WHAT YOU SHOULD DO:
For the word "buldu", state how many lines of the records include it, with no other text.

DATA SUPPLIED:

::::

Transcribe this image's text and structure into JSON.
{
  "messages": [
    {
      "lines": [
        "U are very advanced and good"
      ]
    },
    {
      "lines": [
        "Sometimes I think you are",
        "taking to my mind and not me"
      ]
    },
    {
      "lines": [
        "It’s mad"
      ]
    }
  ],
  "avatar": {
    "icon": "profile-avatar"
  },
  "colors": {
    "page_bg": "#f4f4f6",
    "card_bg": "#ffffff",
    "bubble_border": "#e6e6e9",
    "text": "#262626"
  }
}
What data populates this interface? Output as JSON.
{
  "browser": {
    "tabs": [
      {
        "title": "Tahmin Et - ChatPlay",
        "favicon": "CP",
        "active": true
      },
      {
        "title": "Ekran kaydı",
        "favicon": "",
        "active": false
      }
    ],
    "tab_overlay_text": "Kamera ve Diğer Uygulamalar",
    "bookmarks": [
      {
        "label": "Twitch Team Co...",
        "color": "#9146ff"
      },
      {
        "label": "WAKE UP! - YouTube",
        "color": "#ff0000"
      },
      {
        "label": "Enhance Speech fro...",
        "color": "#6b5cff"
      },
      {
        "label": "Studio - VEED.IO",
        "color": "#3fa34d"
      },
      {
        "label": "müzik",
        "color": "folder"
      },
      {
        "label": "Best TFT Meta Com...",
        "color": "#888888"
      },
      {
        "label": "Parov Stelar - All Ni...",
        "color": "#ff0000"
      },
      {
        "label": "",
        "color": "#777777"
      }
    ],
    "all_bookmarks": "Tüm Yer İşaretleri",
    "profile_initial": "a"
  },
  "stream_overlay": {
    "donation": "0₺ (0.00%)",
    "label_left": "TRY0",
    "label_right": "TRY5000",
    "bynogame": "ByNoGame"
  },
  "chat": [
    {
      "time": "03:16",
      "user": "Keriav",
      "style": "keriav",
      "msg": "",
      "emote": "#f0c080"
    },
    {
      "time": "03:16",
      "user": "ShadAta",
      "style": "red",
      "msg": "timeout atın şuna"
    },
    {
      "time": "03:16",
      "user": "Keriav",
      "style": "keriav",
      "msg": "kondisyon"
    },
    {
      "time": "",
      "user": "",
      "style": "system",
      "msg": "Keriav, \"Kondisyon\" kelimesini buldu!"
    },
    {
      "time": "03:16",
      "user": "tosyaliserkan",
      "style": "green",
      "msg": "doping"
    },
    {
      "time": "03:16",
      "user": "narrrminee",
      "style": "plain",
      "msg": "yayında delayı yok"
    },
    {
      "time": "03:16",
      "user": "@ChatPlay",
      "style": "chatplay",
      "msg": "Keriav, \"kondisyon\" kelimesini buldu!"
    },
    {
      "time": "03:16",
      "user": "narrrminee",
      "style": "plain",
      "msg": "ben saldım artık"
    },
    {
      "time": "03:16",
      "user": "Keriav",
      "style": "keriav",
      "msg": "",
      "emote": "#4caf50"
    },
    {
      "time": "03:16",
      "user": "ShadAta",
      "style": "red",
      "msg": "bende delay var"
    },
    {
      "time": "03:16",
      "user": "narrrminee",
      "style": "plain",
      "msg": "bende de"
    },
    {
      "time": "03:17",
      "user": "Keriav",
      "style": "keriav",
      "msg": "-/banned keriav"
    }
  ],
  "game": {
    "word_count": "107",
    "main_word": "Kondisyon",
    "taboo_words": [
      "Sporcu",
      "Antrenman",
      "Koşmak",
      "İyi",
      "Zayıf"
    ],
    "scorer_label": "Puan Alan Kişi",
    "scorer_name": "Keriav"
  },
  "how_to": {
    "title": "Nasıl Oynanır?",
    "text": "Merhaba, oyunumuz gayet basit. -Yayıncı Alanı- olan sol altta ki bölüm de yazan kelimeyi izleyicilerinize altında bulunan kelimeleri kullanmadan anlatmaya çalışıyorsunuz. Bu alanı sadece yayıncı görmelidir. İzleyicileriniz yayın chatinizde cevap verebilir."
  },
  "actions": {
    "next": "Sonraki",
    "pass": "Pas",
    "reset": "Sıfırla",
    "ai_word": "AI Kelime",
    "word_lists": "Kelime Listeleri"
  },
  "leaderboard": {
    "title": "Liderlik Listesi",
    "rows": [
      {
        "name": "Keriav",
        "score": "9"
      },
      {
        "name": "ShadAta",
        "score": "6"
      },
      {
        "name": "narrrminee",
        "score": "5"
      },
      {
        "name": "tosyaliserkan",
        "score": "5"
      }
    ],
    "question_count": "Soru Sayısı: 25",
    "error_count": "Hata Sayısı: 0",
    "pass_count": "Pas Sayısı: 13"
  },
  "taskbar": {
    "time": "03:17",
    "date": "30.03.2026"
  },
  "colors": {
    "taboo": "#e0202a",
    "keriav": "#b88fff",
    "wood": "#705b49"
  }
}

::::

ANSWER SPACE:
2